Yes, in their own country, people unfortunate enough to work for the German supermarket company are forbidden to speak their own language to each other, under fear of unemployment if they do not bow to the order. And why, exactly?:

"This is for the benefit of all our customers as well as our staff to ensure a comfortable environment where all feel included."

'All', that is, save those who have Welsh as their native language, employees and customers alike. But they obviously don't count.

But please don't think that Lidl is completely inflexible on the point: the 'spokesperson' went on:

"...our staff are able to assist a customer by conversing in their native tongue, if the customer is unable to speak any English."

Well, that's seven old biddies on the Llŷn Peninsula that the company's employees can feel comfortable about speaking Welsh to without having to fear the boss' big boot up their arses, then.
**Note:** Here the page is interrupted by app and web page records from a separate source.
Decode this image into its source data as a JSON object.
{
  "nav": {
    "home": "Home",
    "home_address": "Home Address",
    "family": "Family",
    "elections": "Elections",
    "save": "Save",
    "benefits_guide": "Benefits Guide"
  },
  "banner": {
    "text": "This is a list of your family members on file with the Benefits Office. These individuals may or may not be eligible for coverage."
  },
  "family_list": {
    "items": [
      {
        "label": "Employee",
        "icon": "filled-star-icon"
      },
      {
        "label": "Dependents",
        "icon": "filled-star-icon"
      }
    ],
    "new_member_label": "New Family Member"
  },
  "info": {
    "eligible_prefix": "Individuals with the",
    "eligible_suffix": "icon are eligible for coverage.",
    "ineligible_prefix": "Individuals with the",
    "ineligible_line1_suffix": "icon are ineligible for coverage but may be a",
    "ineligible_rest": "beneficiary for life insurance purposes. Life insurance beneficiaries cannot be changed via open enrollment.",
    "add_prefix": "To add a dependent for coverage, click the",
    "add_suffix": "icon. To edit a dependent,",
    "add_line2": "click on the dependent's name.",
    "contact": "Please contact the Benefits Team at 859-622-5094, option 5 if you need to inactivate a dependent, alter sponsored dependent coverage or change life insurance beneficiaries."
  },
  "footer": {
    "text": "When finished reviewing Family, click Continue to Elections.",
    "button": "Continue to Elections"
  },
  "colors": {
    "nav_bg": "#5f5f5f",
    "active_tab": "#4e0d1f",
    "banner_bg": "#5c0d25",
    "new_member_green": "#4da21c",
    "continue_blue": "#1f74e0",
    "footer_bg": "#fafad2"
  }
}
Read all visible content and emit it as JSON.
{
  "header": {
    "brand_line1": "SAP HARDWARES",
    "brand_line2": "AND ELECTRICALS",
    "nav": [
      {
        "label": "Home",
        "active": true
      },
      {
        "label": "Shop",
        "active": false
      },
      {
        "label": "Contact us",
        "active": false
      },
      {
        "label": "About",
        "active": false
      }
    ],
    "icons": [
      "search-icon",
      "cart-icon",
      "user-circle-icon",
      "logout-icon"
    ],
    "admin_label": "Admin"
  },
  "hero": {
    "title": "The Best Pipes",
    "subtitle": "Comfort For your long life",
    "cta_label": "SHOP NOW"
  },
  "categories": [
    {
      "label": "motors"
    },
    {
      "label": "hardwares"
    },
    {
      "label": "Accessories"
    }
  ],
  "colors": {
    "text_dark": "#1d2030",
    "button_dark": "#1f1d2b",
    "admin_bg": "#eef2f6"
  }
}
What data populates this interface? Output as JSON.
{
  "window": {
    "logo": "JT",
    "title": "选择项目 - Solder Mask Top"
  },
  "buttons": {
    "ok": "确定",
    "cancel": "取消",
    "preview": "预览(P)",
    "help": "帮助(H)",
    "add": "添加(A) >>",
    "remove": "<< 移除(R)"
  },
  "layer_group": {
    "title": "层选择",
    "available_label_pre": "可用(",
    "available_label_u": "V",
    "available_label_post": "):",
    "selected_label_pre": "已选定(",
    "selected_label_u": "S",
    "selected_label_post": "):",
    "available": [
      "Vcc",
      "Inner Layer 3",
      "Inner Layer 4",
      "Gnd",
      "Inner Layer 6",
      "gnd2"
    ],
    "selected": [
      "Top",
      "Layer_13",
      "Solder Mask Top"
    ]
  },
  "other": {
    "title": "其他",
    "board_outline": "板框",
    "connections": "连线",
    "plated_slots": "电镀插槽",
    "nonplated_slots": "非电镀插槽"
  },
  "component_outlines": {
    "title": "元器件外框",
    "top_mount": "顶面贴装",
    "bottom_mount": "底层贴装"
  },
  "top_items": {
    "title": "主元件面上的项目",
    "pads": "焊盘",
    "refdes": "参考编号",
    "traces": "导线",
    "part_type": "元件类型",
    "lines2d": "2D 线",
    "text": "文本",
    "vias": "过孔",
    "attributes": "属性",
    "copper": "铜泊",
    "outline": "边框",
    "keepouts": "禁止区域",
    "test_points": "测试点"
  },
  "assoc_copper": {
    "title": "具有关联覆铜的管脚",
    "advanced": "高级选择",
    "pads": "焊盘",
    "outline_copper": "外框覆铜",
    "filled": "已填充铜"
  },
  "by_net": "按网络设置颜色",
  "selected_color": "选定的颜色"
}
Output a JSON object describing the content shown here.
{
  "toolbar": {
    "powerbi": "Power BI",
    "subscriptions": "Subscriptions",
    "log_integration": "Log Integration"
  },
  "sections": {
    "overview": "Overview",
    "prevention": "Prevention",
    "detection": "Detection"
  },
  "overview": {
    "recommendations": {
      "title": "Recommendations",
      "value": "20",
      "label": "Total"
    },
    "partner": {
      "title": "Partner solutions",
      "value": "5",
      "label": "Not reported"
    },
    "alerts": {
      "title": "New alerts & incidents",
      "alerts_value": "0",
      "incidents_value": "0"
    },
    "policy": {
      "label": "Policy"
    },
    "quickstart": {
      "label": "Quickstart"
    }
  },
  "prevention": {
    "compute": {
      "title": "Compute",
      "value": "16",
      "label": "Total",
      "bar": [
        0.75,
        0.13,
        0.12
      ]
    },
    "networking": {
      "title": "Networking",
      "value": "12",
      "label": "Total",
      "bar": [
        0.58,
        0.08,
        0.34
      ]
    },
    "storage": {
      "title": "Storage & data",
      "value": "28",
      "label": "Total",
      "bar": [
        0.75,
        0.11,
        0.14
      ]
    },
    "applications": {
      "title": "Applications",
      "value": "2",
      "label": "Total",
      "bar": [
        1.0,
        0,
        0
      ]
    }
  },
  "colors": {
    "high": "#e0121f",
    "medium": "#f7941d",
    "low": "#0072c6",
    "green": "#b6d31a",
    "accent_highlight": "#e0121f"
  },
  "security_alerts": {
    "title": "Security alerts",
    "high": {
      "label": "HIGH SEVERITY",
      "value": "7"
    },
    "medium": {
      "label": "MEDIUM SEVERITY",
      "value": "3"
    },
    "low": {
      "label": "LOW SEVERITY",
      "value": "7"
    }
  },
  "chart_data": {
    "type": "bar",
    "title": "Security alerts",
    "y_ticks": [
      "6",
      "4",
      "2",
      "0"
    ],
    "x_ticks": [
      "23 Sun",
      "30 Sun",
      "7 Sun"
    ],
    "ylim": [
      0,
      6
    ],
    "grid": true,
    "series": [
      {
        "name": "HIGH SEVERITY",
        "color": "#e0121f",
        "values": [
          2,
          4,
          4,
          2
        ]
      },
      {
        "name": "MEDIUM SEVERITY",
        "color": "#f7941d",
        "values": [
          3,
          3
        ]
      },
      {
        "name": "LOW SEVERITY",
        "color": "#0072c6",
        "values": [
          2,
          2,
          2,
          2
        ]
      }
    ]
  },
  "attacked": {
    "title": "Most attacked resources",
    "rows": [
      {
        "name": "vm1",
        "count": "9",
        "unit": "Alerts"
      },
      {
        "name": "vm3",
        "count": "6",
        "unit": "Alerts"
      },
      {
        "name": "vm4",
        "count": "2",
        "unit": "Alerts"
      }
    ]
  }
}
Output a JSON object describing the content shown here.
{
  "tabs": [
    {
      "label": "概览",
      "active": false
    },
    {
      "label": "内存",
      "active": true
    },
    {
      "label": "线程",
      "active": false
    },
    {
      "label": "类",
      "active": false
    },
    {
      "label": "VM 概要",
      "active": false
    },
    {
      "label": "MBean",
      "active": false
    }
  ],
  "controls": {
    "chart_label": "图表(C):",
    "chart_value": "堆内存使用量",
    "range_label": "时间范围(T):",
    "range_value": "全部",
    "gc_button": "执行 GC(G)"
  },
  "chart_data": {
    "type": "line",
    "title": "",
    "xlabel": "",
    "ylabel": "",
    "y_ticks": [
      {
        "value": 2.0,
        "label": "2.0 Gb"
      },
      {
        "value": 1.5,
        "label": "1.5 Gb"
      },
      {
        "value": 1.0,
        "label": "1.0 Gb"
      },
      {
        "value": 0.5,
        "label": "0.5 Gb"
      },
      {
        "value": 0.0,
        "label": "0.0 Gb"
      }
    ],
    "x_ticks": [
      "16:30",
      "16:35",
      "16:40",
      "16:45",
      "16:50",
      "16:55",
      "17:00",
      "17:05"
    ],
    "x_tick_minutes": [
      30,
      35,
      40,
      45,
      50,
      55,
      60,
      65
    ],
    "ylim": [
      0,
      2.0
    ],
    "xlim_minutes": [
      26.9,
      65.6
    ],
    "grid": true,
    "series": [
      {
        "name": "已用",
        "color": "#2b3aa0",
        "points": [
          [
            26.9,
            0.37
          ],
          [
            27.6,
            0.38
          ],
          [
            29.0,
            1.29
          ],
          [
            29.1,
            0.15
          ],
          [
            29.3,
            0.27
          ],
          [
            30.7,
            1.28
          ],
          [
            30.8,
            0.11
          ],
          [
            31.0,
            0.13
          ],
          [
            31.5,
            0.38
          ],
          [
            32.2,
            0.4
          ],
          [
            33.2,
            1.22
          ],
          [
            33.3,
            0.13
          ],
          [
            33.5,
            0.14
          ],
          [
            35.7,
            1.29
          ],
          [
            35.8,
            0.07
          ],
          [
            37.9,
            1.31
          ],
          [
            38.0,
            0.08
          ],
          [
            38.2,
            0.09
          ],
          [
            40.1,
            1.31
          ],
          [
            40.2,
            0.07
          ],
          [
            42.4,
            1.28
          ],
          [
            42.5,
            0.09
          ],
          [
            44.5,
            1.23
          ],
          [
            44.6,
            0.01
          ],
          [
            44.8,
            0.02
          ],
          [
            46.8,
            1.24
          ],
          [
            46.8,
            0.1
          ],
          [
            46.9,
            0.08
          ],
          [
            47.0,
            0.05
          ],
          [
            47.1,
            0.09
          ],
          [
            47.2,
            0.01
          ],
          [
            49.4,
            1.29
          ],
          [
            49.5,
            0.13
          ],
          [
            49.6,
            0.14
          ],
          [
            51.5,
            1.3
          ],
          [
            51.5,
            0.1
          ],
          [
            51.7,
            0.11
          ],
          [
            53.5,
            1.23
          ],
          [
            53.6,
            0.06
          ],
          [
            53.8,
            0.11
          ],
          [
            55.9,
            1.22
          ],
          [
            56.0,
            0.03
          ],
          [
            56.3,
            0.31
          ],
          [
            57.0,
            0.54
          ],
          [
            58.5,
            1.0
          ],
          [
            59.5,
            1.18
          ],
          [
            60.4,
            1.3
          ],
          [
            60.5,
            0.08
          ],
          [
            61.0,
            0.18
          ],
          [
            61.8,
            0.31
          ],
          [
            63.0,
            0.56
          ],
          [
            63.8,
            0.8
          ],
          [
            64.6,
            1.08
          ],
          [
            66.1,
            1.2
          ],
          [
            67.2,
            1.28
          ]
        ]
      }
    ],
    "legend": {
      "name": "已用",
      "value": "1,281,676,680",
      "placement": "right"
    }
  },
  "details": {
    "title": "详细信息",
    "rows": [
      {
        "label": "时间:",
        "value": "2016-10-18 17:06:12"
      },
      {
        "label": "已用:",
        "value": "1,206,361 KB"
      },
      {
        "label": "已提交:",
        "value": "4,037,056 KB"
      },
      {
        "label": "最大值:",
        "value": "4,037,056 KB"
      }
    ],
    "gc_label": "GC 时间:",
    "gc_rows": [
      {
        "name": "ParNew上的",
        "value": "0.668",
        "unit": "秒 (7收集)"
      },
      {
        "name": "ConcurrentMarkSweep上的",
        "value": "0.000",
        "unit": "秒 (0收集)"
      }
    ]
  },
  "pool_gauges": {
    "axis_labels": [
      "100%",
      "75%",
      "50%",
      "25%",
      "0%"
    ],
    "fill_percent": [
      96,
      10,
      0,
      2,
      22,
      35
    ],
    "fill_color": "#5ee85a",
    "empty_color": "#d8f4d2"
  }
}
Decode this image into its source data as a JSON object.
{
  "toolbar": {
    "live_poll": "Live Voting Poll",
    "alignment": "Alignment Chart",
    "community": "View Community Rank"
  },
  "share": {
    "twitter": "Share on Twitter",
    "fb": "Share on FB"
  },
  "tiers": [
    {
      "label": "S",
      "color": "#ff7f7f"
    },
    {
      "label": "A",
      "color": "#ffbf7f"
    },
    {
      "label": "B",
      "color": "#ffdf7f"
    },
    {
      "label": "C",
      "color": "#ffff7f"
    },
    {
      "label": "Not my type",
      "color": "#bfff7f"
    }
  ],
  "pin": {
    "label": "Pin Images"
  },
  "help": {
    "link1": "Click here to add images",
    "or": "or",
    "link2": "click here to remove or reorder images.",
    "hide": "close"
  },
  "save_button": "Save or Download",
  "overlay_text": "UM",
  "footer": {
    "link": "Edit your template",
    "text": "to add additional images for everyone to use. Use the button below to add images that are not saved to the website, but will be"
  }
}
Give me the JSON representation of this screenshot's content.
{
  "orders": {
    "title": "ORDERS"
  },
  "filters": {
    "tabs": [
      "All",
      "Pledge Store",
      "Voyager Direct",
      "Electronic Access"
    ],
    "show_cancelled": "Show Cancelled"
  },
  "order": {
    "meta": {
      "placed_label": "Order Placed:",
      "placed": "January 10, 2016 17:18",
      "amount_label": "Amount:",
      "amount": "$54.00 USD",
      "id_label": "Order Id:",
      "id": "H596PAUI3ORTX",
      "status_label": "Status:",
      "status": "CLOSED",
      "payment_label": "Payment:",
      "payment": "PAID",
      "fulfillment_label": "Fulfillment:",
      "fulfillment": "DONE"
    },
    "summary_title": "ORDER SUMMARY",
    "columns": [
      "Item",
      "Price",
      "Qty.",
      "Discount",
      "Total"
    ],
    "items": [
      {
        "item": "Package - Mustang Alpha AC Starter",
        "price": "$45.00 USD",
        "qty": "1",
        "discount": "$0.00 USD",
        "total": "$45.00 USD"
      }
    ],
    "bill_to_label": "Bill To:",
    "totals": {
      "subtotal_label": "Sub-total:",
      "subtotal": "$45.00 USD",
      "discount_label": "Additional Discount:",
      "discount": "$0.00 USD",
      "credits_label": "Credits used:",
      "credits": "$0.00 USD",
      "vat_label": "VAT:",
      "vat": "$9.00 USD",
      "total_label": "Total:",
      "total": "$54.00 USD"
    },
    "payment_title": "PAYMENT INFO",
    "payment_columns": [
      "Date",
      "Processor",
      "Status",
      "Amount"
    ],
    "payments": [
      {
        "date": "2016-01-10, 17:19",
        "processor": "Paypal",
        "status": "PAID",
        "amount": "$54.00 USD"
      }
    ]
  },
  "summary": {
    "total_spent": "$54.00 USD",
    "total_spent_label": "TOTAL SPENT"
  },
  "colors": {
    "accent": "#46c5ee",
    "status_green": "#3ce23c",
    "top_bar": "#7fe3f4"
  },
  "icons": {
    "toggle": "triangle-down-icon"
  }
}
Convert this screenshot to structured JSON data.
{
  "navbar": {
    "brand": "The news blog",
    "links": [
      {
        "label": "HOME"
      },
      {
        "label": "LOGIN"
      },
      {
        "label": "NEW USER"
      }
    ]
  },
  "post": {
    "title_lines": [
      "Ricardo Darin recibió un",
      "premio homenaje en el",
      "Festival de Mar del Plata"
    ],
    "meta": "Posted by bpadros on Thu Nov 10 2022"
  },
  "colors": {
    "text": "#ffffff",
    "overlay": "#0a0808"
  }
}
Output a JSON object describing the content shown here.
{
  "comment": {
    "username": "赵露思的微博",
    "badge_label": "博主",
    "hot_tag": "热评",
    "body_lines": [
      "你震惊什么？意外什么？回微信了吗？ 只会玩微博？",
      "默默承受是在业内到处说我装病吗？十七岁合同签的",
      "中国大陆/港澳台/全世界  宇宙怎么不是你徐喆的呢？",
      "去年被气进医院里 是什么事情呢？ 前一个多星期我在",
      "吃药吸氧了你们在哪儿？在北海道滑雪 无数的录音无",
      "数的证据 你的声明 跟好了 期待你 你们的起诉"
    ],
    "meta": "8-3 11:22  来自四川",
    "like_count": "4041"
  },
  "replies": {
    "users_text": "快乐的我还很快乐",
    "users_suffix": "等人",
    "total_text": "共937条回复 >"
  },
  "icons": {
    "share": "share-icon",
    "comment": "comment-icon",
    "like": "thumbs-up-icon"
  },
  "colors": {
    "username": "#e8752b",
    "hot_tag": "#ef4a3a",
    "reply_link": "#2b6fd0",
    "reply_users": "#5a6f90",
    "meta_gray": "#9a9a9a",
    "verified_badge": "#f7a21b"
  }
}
There's broad-minded, isn't it?

Consider this: Lidl is an enormous company with a presence in 26 states across the continent, including countries which are officially bilingual such as Belgium, Switzerland and Finland. Does the company insist that their staff in Bruges, for example, speak only Flemish, with the threat of the sack were they to be so neglectful as to utter a single French word between them? Does Lidl threaten dismissal to any of their workers in Korsnšs (should they have a store there, of course) who speak Swedish rather than Finnish? If the company is not so deaf and blind to the situation in those countries, might it not be a good idea for it to show a bit of respect towards us here? After all, we too are supposed to be a bilingual country (although the private sector has been formally exempted from the law's requirements for fear of scaring 'the business community', poor things!).

But the company does not enjoy a good reputation for behaving in a civilised manner towards its employees in general, with an anti-union and reactionary attitude in evidence throughout. But the source of discord on this occasion was a command issued by Lidl 'UK'; so, perhaps we should assume that this is simply another example of the arrogance and scorn of the British mercantile establishment.

Whichever it is, the company should be given a few days to come to its senses and then - failing a complete reversal of policy - action should be taken.

Update (09/11/11): Well, looky here, Lidl has issued a 'clarification' of the company's policy. Isn't it odd how a 'clarification' can look so much like an admission?